How The Ear Works

The hearing mechanism in the human body is a highly sophisticated system. Sound is transformed from waves of physical sound pressure into music, emergency warnings, sounds of nature, and meaningful conversations with those around us. This is accomplished through a complex system of levers, area ratios, and electrochemical reactions. Simply described, the ear can be broken into three basic sections known as the outer, middle, and inner ear.

The Outer Ear

funnels the sounds around us down to the eardrum. The outer ear is made up of the pinna (the parts attached to the sides of our head) and the ear canal. They act as resonators, which amplify certain pitches, or frequencies, of sound before they reach the eardrum.

The Middle Ear

is where sound is changed from pressure waves to mechanical energy.
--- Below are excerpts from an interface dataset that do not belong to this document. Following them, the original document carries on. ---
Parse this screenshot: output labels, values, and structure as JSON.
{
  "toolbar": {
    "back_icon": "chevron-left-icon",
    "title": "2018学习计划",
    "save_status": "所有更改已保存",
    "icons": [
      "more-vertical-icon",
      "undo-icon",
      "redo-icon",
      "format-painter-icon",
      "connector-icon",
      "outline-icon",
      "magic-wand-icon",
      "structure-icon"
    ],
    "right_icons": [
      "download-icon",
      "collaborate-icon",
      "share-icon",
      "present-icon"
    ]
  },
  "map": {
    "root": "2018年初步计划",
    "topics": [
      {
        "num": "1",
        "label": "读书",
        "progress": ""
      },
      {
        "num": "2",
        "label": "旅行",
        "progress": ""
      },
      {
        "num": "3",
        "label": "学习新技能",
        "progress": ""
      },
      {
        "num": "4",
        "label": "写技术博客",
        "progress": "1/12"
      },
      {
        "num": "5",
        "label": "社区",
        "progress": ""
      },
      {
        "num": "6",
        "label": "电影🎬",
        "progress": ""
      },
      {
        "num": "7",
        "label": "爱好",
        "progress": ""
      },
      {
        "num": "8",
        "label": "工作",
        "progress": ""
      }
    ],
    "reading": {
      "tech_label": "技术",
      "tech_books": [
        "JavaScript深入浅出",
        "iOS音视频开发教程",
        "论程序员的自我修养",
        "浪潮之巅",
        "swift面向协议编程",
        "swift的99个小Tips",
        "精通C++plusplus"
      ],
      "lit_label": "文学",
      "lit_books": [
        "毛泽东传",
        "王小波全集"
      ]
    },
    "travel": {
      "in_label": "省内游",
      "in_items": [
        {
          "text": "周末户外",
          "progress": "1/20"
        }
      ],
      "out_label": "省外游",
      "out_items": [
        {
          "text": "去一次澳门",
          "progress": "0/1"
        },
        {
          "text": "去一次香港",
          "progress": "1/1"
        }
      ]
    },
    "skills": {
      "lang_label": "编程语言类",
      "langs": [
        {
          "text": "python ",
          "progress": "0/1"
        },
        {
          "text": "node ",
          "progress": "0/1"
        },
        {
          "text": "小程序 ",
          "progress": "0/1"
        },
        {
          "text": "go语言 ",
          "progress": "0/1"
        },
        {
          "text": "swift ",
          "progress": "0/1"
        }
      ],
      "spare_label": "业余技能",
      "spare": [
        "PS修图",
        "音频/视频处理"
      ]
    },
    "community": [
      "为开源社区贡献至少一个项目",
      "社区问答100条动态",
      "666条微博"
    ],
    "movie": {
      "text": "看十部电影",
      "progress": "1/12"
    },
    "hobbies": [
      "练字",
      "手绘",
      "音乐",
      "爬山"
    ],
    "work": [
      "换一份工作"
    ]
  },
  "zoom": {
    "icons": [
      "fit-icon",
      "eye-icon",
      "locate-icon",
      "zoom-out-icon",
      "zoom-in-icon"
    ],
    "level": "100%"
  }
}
The eardrum (tympanic membrane) is made of layers of skin, which are stretched tight like the top of a drum. As sound enters the ear canal, the eardrum begins vibrating sympathetically. Attached to the eardrum are three tiny bones or ossicles called the hammer (malleous), anvil (incus) and stirrup (stapes). Their job is to transfer the vibration of the eardrum to pressure waves in the inner ear. The relative area ratios (tympanic membrane to the foot plate of the stapes) and lever action of the bones themselves (nearly 14:1), help to further amplify the signal, allowing humans to hear even the softest of sounds.

The Inner Ear

is where the nerves pick up sound for delivery to the brain. Called the cochlea, or snail, the inner ear is a fluid filled bony labyrinth, which houses thousands of tiny hair cells. The hair cells work to detect the pitch of the pressure waves and convert them to electrical impulses for the brain to receive and interpret.